BEGIN

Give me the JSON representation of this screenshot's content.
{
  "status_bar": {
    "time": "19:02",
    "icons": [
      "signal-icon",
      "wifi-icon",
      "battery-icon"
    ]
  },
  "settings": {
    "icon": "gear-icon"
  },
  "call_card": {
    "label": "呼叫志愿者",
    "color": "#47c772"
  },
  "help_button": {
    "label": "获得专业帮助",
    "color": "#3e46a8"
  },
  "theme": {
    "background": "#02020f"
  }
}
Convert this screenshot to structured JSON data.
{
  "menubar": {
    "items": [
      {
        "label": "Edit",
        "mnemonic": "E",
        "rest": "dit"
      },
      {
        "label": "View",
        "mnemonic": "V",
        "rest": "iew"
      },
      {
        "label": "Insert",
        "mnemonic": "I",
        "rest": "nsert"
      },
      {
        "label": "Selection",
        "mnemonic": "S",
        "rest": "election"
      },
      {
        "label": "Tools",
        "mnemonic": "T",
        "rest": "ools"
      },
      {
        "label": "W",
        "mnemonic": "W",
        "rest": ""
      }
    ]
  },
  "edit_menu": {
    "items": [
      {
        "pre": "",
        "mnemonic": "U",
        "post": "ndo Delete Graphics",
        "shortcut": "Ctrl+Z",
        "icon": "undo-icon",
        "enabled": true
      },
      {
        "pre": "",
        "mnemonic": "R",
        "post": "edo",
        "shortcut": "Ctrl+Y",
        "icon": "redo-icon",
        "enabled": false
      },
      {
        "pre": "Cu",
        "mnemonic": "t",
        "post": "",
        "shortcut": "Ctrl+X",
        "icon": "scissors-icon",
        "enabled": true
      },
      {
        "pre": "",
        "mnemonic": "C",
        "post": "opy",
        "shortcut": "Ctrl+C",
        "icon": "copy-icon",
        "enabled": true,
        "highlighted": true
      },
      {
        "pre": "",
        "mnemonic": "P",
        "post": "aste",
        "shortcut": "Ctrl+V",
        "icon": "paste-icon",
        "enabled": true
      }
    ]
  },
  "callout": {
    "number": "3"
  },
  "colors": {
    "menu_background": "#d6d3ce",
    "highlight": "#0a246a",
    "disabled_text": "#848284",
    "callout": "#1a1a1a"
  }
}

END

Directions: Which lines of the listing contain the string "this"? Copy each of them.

Solution:
Give me the JSON representation of this screenshot's content.
Convert this screenshot to structured JSON data.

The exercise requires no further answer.